(Beginning of SUPPLIED INFORMATION)

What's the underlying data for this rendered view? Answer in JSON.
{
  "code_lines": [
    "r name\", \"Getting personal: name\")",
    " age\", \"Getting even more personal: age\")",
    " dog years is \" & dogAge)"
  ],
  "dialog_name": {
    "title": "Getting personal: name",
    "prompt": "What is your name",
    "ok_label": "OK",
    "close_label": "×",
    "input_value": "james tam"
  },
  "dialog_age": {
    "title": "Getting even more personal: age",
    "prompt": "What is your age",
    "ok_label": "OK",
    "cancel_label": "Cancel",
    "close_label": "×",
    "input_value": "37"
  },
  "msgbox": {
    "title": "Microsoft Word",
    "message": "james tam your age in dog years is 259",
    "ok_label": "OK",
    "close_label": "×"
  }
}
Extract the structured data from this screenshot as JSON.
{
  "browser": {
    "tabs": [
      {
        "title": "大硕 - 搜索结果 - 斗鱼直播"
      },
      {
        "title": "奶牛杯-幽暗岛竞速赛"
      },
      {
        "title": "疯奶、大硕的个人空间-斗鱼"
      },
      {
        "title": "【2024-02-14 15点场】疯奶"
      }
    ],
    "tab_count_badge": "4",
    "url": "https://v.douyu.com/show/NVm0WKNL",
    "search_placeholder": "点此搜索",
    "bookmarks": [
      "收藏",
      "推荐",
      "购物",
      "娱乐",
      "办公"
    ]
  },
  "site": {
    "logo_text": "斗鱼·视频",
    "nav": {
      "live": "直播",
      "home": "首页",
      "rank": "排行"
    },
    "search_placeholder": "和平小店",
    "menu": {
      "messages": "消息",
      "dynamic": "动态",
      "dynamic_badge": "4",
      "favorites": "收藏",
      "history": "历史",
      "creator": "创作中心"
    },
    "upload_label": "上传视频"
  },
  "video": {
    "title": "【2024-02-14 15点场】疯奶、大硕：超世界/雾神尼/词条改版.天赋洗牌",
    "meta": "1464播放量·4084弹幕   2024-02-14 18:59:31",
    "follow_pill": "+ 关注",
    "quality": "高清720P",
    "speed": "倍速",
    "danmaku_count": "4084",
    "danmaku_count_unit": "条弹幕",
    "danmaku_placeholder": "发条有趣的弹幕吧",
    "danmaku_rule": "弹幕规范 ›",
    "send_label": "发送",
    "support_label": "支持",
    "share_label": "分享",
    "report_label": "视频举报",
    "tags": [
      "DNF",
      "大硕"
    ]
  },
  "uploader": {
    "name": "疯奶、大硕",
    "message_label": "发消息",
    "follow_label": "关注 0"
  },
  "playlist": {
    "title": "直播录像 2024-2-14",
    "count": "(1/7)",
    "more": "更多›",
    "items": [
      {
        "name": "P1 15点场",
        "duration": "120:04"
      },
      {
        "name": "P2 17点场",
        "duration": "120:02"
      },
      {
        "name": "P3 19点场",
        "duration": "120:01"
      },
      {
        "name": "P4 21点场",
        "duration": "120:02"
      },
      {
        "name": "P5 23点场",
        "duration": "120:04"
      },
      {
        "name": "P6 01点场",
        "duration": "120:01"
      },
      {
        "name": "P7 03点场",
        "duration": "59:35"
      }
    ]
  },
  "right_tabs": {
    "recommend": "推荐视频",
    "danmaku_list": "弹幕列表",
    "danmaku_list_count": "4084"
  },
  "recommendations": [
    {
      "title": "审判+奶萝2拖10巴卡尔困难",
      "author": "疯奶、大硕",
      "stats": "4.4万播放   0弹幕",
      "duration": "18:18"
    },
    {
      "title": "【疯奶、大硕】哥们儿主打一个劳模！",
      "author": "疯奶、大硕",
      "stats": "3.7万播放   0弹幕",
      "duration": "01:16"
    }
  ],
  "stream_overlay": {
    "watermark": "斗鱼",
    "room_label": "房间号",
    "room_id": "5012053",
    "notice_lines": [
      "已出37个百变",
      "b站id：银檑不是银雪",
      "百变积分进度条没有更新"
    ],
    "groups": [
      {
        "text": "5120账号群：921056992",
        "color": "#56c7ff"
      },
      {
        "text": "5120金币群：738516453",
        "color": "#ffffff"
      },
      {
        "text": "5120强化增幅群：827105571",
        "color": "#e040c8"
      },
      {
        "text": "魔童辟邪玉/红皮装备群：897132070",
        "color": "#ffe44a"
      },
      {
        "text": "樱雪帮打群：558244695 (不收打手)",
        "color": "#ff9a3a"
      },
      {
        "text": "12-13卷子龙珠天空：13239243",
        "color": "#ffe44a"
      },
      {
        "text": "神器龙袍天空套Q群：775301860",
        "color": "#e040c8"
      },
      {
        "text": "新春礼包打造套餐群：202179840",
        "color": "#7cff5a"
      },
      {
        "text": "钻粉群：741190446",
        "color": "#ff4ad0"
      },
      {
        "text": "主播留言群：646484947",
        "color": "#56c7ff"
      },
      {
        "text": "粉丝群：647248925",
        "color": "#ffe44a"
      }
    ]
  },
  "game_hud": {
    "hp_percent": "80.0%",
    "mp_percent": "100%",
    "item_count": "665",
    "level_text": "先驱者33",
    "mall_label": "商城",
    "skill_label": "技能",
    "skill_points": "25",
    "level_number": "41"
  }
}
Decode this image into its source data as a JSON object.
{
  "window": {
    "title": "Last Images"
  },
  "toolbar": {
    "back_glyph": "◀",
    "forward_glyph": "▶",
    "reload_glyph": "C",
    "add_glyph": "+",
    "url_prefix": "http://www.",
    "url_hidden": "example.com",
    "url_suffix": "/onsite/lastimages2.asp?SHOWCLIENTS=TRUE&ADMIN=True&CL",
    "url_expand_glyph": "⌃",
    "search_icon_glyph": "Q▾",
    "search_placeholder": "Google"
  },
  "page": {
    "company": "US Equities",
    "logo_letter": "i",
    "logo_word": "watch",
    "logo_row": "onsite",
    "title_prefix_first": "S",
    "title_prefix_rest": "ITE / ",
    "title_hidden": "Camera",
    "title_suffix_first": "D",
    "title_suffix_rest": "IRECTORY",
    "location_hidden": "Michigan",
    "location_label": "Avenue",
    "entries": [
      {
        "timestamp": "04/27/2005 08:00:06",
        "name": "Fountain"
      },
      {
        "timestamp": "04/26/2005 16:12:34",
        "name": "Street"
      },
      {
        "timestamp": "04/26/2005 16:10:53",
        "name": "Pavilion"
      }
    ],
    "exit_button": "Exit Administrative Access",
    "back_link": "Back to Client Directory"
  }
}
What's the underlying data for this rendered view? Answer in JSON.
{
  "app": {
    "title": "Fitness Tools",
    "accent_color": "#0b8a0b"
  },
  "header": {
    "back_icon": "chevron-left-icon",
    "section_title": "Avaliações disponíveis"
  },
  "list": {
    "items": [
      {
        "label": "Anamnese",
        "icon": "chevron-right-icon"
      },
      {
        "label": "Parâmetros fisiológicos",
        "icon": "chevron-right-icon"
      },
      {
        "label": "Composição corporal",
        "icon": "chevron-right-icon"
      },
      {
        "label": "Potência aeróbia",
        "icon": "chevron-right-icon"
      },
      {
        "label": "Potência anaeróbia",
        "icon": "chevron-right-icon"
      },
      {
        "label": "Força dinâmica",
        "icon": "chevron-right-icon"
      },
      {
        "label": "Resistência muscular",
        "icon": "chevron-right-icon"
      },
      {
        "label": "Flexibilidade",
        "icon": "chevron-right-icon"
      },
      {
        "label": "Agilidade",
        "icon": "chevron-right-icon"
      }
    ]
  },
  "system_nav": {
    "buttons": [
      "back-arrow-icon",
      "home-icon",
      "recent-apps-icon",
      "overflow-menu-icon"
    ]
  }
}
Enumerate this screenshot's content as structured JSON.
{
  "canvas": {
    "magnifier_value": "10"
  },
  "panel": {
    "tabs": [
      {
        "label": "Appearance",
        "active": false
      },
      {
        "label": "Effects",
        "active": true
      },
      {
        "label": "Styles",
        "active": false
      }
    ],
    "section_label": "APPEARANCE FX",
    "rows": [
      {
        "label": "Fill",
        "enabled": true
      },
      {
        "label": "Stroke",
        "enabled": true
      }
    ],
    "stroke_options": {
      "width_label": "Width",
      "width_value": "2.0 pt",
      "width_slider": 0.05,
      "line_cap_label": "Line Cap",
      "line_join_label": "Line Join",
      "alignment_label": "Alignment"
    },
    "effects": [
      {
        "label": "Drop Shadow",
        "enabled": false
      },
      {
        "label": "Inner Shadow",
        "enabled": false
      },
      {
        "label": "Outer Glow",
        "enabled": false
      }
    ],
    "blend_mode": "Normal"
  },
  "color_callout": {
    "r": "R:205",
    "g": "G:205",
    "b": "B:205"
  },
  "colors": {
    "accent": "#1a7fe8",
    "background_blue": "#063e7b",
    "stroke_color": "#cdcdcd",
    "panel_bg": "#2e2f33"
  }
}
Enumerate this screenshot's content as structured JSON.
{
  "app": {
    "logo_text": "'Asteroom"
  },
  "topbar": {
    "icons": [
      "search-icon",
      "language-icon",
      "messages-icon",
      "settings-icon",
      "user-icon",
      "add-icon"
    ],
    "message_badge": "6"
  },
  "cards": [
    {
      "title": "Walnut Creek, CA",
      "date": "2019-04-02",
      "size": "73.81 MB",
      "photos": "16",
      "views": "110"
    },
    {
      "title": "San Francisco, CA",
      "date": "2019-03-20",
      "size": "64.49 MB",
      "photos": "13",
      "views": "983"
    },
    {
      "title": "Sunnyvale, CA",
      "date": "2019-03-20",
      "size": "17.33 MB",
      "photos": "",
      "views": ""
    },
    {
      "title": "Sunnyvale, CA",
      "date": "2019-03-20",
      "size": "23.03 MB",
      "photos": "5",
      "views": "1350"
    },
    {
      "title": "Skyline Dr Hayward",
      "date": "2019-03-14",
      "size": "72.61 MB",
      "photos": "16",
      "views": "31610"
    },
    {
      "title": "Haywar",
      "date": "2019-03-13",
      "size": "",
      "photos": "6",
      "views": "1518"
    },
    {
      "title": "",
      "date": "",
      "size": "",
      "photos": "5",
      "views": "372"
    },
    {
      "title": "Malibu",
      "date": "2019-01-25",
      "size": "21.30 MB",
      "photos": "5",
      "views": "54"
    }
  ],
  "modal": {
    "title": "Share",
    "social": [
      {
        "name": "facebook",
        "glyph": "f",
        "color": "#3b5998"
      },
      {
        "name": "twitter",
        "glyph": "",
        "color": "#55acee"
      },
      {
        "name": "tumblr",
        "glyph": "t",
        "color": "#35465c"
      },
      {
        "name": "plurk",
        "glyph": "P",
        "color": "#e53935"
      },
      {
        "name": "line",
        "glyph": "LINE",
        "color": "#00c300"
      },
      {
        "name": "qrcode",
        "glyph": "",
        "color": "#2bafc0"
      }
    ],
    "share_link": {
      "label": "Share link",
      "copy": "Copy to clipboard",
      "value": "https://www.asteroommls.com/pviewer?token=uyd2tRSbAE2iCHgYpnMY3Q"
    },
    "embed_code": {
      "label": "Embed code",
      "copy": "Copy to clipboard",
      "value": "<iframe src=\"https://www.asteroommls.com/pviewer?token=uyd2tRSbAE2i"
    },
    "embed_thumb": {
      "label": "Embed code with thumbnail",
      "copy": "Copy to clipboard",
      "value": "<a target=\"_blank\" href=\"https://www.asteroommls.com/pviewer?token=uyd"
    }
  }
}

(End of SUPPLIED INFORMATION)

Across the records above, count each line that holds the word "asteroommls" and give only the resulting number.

ANSWER TO THIS PROBLEM
3